The International Association of Business Communicators (IABC) study on Excellence in Public Relations and Communication Management (Excellence Study) found three primary variables for predicting excellence: communicator knowledge, shared expectations about communication, and the character of organizations.Grunig, J. E. (1992). As mentioned in Chapter 4, public relations professionals who demonstrate greater management skills are more likely to participate in the C-suite. However, there are also organizational factors that influence the role that public relations plays in an organization. First, management must value the contributions that public relations can make to an organization; second, there must be a participative culture; and third, the organization must support diversity of people and ideas.
The Excellence Study found that communicator expertise was not enough to predict the best practices of public relations.Grunig, Grunig, and Dozier (2002). There had to be shared expectations between the communications function and senior management or dominant coalition. If the chief executive officer (CEO) and other top managers expect the public relations function to be strategic and contribute to the organization’s bottom-line goals, they often require and support practices that included research and strategic planning and management rather than simply press releases and media placement. Such demand for advanced, two-way communication influences the actual practice in these organizations. It requires hiring and retaining professionals who can conduct research and analyze data that allows for more strategic practices.
In order to gain a strategic management role in the organization, the public relations function must show its value to management.

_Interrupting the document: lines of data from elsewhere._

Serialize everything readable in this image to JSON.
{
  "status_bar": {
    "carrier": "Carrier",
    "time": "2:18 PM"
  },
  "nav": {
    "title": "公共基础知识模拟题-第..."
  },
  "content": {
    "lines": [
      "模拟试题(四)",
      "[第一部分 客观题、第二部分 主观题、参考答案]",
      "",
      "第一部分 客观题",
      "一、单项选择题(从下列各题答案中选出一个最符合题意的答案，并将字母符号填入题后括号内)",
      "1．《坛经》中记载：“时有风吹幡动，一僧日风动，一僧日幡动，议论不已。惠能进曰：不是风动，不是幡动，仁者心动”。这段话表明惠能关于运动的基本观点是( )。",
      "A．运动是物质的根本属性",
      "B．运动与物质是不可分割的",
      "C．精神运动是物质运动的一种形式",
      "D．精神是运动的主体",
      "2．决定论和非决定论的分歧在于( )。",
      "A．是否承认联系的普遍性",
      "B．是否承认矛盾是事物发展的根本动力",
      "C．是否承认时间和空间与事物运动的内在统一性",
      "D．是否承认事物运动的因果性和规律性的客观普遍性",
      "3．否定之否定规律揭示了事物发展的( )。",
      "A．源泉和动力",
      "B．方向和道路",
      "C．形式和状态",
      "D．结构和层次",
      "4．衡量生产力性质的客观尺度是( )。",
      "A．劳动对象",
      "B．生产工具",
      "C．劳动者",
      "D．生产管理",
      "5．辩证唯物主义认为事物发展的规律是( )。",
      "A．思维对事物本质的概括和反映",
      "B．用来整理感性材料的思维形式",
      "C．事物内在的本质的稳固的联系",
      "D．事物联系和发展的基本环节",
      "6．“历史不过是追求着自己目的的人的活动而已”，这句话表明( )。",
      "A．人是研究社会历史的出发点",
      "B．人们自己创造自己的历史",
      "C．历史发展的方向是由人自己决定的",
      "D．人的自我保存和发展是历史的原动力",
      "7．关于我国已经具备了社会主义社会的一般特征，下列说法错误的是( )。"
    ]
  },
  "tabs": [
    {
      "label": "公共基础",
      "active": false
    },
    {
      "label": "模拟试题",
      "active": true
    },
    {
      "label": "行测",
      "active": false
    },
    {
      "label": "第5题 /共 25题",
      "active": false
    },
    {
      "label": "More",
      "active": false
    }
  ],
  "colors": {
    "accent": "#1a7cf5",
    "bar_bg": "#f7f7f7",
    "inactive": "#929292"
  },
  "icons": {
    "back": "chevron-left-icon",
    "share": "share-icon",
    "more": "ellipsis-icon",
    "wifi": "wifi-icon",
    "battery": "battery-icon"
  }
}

Hambrick said that coping with uncertainty is the basis for demonstrating value.Hambrick (1981), pp. 253–276. Technology, workflow, and external environments all contribute to creating uncertainties and, therefore, strategic contingencies. Excellent public relations should help an organization cope with the uncertainties. This can be achieved only with data and useful information. Information theory posits that data are only useful inasmuch as they reduce uncertainty.
When the public relations function provides information and feedback about stakeholder needs and expectations, it performs a critical task for the organization that is unique to its function. Saunders suggested that reducing uncertainty, performing a critical task, and being nonsubstitutable and pervasive all contribute to the influence of any function in an organization.Saunders (1981), pp. 431–442. Influence is increased when public relations can show that it is unique and cannot be substituted by another function within the organization (it is nonsubstitutable) and when it is connected throughout the organization in such a way that it can help manage relationships with all the key stakeholders (it is pervasive). This unique task is much more critical to the organization when it is focused on establishing, maintaining, and repairing relationships with key stakeholders who are needed to help the organization be successful. When the function is simply publicity and media relations, these outcomes may be considered less critical and somewhat disposable when budgets become limited.